"The trail is all built to code," Eadie says as cyclists pedal by him on the trail. "[But] we're constantly looking at is there anything else we can do. ... Everyone is open-minded and listening."
Yet for Greenstone's Frank, there's little uncertainty. Frank says he rides the trail himself and has seen riders take the S-shaped curve under the bridge too fast.
"We jointly agree that we have to do something to slow down bike speeds [in that area]," he says, suggesting bollards, which are posts on the trail that slow bike traffic and prevent larger vehicle access.
The discussion also brings up a bigger philosophical argument about the trail, Frank says: Is it for recreational users or commuters? Can it be for both?
"I don't feel responsible for the accident ... I do feel responsible to make sure it doesn't happen again, to make sure we're not creating the potential for anyone else to get hurt," Frank says. "Ultimately that means you're going to make it less desirable as a commuting facility."
"Look at this street," he says, pointing toward Summit Parkway, the main thoroughfare through Kendall Yards, lined with lights and wide sidewalks. This, he says, is a safe place for cyclists speeding to work or pedestrians traveling after dark, when the Centennial Trail is unlit.
Friends of the Centennial Trail Director Loreen McFaul says her group encourages both commuting and recreation on the trail. While the accident was "tragic," McFaul emphasizes the importance of riders' own safety measures, like wearing helmets (Quintin was not wearing one), as much as trail improvements.
Today, nearly two weeks after the accident, Frank says he keeps a photo of Quintin on his desk.
"He is a real person," Frank says. "This isn't just some accident, an anonymous thing that happened and you forget."
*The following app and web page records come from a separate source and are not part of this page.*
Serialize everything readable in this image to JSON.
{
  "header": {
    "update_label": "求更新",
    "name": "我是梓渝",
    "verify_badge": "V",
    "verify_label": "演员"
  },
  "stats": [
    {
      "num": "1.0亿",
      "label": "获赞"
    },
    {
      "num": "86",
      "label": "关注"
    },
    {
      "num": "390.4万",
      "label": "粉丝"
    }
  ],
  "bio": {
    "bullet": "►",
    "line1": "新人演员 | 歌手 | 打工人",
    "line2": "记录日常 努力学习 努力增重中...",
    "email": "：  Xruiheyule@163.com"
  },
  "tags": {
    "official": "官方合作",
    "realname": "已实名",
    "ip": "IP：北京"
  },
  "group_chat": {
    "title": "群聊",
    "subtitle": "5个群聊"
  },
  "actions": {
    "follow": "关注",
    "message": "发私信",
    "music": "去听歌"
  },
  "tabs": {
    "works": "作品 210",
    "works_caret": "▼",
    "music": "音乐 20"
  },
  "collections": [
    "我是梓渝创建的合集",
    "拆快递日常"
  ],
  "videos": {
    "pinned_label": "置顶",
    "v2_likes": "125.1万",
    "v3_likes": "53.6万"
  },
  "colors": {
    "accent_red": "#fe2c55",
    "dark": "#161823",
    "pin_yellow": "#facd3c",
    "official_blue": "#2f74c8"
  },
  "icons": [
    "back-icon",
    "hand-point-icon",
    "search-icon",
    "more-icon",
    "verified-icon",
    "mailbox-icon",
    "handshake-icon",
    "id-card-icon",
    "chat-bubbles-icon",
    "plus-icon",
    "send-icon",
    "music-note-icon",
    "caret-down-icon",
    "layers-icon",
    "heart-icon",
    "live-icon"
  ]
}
After an argument about a month ago, Quintin left BJ's, planning to stay with friends until he could move out for good. On the night before the accident, he'd been unable to get into the house where he was staying and called Eric for a place to crash. They spent the evening playing Frisbee golf and talking around the dinner table. Eric says Quintin told him about his hopes to mend his relationship with BJ and continue the welding education he'd started. He talked about moving to Seattle or following the oil-and-gas boom to the Dakotas; maybe getting trained to be a wildfire-fighter.
"Quintin wasn't an angel or anything, but he was making good choices," Eric says. "He was a kid who was thinking about his future." ♦